Some attempts at antidiscrimination have been criticized as reverse discrimination. In particular, minority quotas (for example, affirmative action) discriminate against members of a dominant or majority group. In its opposition to race preferences, the American Civil Rights Institute's Ward Connerly stated, "There is nothing positive, affirmative, or equal about 'affirmative action' programs that give preference to some groups based on race." There are cases, however, such as the Noack v. YMCA case in U.S. Fifth Circuit Court, which include outright anti-male gender bias in a traditionally female work environment like childcare. That former employee claims to have suffered even physical assaults, and was allegedly also told to not hire too many blacks or men.
Read more about this topic: Discrimination
Other articles related to "reverse discrimination, discrimination":
... Opponents of Reverse Discrimination sometimes object that it cannot achieve its objectives because it inevitably creates two classes those who gain their job or university place (or whatever ... succeed on merit alone this is not recognized and their success is attributed to Reverse Discrimination ... numbers and outcomes of complaints of employment discrimination suggest that reverse discrimination is rare ...

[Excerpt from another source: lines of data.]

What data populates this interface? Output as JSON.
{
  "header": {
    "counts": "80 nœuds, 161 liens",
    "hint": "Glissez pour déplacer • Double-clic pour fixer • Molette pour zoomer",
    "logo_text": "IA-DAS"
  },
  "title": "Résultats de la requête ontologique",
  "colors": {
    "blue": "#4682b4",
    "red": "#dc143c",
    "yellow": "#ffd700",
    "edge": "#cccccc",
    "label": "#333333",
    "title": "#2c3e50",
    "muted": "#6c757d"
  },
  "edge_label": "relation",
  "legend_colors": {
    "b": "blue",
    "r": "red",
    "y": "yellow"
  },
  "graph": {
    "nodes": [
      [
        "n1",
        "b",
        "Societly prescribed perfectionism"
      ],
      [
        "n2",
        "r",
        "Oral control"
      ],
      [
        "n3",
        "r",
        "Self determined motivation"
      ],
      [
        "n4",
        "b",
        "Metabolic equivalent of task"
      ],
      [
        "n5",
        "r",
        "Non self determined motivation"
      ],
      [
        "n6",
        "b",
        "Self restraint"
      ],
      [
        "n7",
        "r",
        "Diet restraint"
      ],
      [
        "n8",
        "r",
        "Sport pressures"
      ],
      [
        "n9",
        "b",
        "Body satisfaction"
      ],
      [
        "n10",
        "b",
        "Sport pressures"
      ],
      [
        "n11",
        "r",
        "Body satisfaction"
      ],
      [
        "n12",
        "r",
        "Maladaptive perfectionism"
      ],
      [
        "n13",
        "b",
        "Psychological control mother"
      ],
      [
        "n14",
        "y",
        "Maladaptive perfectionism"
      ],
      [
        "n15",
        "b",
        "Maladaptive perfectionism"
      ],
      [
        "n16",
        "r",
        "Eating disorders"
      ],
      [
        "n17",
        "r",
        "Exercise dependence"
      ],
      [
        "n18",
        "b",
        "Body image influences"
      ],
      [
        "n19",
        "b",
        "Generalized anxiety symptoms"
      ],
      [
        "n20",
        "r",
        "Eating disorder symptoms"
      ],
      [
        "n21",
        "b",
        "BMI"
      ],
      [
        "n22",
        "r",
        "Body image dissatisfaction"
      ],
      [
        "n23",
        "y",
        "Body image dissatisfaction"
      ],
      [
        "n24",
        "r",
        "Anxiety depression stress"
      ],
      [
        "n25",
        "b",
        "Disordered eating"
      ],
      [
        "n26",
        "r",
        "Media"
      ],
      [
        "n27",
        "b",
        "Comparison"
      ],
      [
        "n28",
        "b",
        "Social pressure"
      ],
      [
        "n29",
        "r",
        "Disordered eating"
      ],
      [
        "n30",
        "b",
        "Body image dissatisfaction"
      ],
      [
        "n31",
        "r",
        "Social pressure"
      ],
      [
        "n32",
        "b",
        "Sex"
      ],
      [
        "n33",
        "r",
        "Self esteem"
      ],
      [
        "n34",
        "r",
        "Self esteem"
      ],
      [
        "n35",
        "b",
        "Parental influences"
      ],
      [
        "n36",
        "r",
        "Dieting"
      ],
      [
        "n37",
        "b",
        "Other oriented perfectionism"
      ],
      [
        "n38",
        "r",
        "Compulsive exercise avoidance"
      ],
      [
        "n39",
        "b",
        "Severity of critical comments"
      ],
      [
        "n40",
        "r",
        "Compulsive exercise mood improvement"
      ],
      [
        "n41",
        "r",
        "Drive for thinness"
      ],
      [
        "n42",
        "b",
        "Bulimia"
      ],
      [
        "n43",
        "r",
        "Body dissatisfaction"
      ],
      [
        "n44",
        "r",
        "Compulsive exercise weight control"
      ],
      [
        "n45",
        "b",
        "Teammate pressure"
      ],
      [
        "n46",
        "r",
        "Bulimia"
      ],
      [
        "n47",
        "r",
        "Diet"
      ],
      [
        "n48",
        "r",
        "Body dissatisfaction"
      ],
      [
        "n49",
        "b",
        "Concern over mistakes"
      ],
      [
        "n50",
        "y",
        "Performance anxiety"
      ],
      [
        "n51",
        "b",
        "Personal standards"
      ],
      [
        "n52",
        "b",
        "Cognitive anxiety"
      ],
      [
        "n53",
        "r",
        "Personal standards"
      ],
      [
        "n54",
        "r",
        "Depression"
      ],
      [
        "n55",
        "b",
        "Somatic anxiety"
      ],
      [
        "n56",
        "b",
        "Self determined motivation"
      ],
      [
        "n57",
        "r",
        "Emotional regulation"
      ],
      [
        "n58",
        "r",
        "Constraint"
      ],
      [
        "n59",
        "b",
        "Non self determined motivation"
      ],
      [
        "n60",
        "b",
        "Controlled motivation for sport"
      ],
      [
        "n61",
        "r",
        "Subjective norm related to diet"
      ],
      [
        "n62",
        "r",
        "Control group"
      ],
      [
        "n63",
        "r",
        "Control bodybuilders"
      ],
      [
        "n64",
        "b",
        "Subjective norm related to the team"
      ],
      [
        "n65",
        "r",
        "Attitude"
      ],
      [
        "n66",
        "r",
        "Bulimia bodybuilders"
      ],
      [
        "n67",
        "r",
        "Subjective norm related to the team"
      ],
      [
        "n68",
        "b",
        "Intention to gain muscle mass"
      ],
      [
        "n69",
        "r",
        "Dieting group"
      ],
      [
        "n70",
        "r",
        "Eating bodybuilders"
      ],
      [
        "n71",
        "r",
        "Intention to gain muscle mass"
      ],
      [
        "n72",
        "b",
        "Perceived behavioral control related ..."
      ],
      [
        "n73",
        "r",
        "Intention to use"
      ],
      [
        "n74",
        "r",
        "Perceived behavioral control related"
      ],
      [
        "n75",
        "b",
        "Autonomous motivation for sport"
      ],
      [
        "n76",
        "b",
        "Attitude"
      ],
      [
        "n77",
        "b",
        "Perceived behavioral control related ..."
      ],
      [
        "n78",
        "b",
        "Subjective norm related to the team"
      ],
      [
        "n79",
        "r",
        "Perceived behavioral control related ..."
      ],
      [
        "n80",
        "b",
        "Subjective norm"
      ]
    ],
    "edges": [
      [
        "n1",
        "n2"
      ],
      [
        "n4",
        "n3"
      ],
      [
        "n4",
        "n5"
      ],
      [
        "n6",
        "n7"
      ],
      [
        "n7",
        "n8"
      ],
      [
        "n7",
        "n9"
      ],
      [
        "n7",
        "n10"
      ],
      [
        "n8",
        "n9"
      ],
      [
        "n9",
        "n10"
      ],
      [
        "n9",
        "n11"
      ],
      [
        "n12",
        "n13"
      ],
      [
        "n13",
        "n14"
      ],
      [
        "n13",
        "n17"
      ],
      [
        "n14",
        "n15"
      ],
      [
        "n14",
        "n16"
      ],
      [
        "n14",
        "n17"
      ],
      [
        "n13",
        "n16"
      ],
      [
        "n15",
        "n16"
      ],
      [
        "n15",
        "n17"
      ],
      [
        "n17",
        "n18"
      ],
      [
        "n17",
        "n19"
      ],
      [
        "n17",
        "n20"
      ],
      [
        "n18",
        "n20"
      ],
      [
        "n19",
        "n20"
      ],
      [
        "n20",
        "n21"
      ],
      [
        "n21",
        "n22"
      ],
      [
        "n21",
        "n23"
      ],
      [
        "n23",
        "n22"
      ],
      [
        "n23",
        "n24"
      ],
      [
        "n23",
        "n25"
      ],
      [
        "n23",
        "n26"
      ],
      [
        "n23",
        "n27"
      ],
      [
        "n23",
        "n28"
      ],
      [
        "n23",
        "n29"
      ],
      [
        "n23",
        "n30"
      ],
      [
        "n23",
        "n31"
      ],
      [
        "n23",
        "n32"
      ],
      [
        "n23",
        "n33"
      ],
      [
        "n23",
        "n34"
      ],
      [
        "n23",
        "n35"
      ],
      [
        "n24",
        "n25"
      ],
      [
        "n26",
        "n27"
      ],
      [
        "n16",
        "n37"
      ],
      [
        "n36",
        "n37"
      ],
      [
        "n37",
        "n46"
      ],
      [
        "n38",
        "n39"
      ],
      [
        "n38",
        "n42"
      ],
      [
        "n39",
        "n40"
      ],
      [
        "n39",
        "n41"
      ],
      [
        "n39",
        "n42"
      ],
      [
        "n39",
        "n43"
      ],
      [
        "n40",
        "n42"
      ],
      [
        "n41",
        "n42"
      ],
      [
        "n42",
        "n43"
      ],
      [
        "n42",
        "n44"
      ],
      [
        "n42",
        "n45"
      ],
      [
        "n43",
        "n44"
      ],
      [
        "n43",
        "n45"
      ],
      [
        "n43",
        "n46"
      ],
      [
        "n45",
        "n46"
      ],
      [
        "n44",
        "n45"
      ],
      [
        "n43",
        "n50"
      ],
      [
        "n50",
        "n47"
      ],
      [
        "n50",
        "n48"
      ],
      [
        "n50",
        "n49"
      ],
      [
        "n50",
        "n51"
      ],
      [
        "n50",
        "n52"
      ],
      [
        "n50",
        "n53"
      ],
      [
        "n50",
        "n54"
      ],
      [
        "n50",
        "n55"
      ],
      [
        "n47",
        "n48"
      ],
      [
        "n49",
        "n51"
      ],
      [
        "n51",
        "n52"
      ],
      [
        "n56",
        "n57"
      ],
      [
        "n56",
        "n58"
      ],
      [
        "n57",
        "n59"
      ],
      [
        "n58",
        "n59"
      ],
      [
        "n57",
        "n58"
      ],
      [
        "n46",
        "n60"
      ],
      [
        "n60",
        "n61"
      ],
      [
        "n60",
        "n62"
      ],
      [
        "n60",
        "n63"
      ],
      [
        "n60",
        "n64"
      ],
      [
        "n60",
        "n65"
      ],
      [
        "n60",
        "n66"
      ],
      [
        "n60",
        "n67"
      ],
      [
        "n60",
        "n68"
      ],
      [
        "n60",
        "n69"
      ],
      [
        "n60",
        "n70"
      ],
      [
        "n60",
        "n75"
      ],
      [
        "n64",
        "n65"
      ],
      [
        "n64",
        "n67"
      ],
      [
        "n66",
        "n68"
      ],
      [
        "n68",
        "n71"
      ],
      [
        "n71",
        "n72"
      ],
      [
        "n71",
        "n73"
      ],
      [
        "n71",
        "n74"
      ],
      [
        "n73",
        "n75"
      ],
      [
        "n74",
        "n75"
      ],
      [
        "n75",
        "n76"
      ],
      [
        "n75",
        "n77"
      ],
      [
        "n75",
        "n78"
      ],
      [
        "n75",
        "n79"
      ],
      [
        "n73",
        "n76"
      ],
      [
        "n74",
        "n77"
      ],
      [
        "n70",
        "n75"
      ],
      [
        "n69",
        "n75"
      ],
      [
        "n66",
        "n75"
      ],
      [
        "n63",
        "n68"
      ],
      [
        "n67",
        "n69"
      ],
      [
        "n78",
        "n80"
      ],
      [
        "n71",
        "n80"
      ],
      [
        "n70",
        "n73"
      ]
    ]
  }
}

Famous quotes containing the word reverse:
“During the late war [the American Revolution] I had an infallible rule for deciding what [Great Britain] would do on every occasion. It was, to consider what they ought to do, and to take the reverse of that as what they would assuredly do, and I can say with truth that I was never deceived.”
—Thomas Jefferson (17431826)